The global economy grew faster than trend over the year to mid 2010, but will probably ease back to about trend pace over the coming year. Recent information is consistent with a more sustainable, but still strong, pace of growth in China and most of the Asian region. In Europe and the United States, growth prospects appear to be modest in the near term, a legacy of the financial crisis and its impact on private and public finances. Financial markets are still characterised by a degree of uncertainty, and are responding both to differences in growth outlooks between regions and evident strains on public finances and banking systems in several smaller countries in Europe.

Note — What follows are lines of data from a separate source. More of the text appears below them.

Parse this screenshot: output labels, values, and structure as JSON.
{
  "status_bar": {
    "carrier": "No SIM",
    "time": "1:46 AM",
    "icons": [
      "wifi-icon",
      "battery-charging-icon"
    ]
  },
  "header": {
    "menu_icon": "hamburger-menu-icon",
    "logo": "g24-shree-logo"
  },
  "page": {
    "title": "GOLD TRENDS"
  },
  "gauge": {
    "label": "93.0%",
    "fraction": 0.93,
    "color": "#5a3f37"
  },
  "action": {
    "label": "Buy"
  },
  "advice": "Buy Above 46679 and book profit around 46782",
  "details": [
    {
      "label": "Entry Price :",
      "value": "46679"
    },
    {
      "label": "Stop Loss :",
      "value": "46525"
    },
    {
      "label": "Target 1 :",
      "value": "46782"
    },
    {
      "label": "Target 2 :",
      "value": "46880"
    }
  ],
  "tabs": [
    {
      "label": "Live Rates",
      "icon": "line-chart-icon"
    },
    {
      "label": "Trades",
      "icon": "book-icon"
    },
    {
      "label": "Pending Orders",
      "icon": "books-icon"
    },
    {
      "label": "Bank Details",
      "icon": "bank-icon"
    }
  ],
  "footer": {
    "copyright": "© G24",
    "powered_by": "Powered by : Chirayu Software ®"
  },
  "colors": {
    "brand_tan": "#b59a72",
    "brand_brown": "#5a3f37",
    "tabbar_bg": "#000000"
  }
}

Most commodity prices have changed little over recent months, and those most important to Australia remain very high.
Information on the Australian economy shows growth around trend over the past year. Public spending was prominent in driving aggregate demand for several quarters but this impact is now lessening, while the prospects for private demand, and in particular business investment, have been improving. This is to be expected given the large rise in Australia’s terms of trade, which is now boosting national income very substantially.
Asset values are not moving notably in either direction, and overall credit growth is quite subdued at this stage, notwithstanding evidence of some greater willingness to lend. Inflation has moderated from the excessive pace of 2008. The effects of the rise in tobacco taxes aside, CPI inflation has been running at around 2¾ per cent over the past year. That looks likely to continue in the near term.
The current stance of monetary policy is delivering interest rates to borrowers close to their average of the past decade. The Board regards this as appropriate for the time being. If economic conditions evolve as the Board currently expects, it is likely that higher interest rates will be required, at some point, to ensure that inflation remains consistent with the medium-term target.
Source: Reserved Bank of Australia